[[ Supplied material, beginning ]]
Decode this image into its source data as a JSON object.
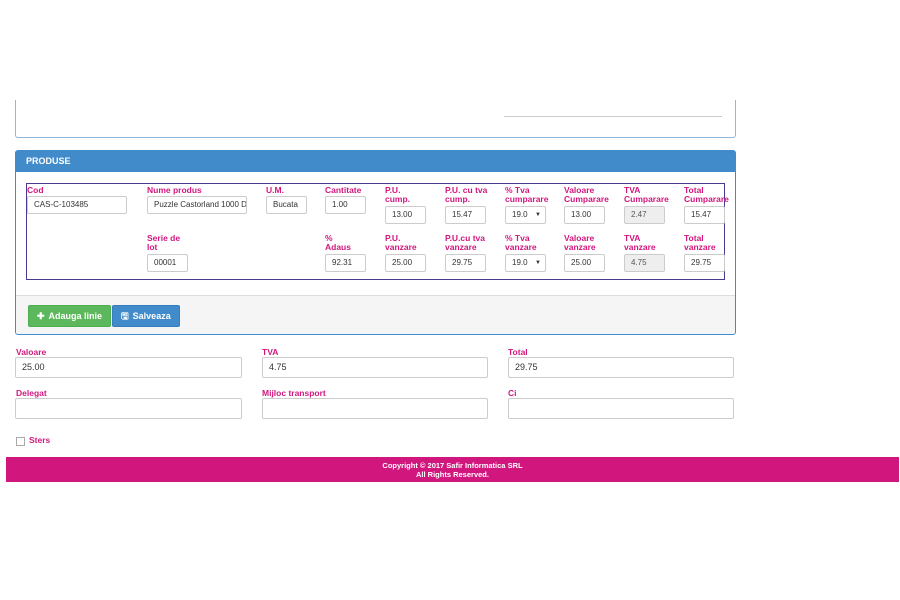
{
  "produse": {
    "title": "PRODUSE",
    "labels": {
      "cod": "Cod",
      "nume_produs": "Nume produs",
      "um": "U.M.",
      "cantitate": "Cantitate",
      "pu_cump": "P.U. cump.",
      "pu_tva_cump": "P.U. cu tva cump.",
      "tva_cumparare_pct": "% Tva cumparare",
      "valoare_cumparare": "Valoare Cumparare",
      "tva_cumparare": "TVA Cumparare",
      "total_cumparare": "Total Cumparare",
      "serie_lot": "Serie de lot",
      "adaus": "% Adaus",
      "pu_vanzare": "P.U. vanzare",
      "pu_tva_vanzare": "P.U.cu tva vanzare",
      "tva_vanzare_pct": "% Tva vanzare",
      "valoare_vanzare": "Valoare vanzare",
      "tva_vanzare": "TVA vanzare",
      "total_vanzare": "Total vanzare"
    },
    "values": {
      "cod": "CAS-C-103485",
      "nume_produs": "Puzzle Castorland 1000 D",
      "um": "Bucata",
      "cantitate": "1.00",
      "pu_cump": "13.00",
      "pu_tva_cump": "15.47",
      "tva_cumparare_pct": "19.0",
      "valoare_cumparare": "13.00",
      "tva_cumparare": "2.47",
      "total_cumparare": "15.47",
      "serie_lot": "00001",
      "adaus": "92.31",
      "pu_vanzare": "25.00",
      "pu_tva_vanzare": "29.75",
      "tva_vanzare_pct": "19.0",
      "valoare_vanzare": "25.00",
      "tva_vanzare": "4.75",
      "total_vanzare": "29.75"
    },
    "buttons": {
      "add_line": "Adauga linie",
      "save": "Salveaza"
    }
  },
  "summary": {
    "labels": {
      "valoare": "Valoare",
      "tva": "TVA",
      "total": "Total",
      "delegat": "Delegat",
      "mijloc_transport": "Mijloc transport",
      "ci": "Ci"
    },
    "values": {
      "valoare": "25.00",
      "tva": "4.75",
      "total": "29.75",
      "delegat": "",
      "mijloc_transport": "",
      "ci": ""
    }
  },
  "sters_label": "Sters",
  "footer": {
    "line1": "Copyright © 2017 Safir Informatica SRL",
    "line2": "All Rights Reserved."
  },
  "colors": {
    "accent": "#d1177e",
    "primary": "#428bca",
    "success": "#5cb85c"
  }
}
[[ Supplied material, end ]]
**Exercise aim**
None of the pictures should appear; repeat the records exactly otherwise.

**Solution to this problem**
Decode this image into its source data as a JSON object.
{
  "produse": {
    "title": "PRODUSE",
    "labels": {
      "cod": "Cod",
      "nume_produs": "Nume produs",
      "um": "U.M.",
      "cantitate": "Cantitate",
      "pu_cump": "P.U. cump.",
      "pu_tva_cump": "P.U. cu tva cump.",
      "tva_cumparare_pct": "% Tva cumparare",
      "valoare_cumparare": "Valoare Cumparare",
      "tva_cumparare": "TVA Cumparare",
      "total_cumparare": "Total Cumparare",
      "serie_lot": "Serie de lot",
      "adaus": "% Adaus",
      "pu_vanzare": "P.U. vanzare",
      "pu_tva_vanzare": "P.U.cu tva vanzare",
      "tva_vanzare_pct": "% Tva vanzare",
      "valoare_vanzare": "Valoare vanzare",
      "tva_vanzare": "TVA vanzare",
      "total_vanzare": "Total vanzare"
    },
    "values": {
      "cod": "CAS-C-103485",
      "nume_produs": "Puzzle Castorland 1000 D",
      "um": "Bucata",
      "cantitate": "1.00",
      "pu_cump": "13.00",
      "pu_tva_cump": "15.47",
      "tva_cumparare_pct": "19.0",
      "valoare_cumparare": "13.00",
      "tva_cumparare": "2.47",
      "total_cumparare": "15.47",
      "serie_lot": "00001",
      "adaus": "92.31",
      "pu_vanzare": "25.00",
      "pu_tva_vanzare": "29.75",
      "tva_vanzare_pct": "19.0",
      "valoare_vanzare": "25.00",
      "tva_vanzare": "4.75",
      "total_vanzare": "29.75"
    },
    "buttons": {
      "add_line": "Adauga linie",
      "save": "Salveaza"
    }
  },
  "summary": {
    "labels": {
      "valoare": "Valoare",
      "tva": "TVA",
      "total": "Total",
      "delegat": "Delegat",
      "mijloc_transport": "Mijloc transport",
      "ci": "Ci"
    },
    "values": {
      "valoare": "25.00",
      "tva": "4.75",
      "total": "29.75",
      "delegat": "",
      "mijloc_transport": "",
      "ci": ""
    }
  },
  "sters_label": "Sters",
  "footer": {
    "line1": "Copyright © 2017 Safir Informatica SRL",
    "line2": "All Rights Reserved."
  },
  "colors": {
    "accent": "#d1177e",
    "primary": "#428bca",
    "success": "#5cb85c"
  }
}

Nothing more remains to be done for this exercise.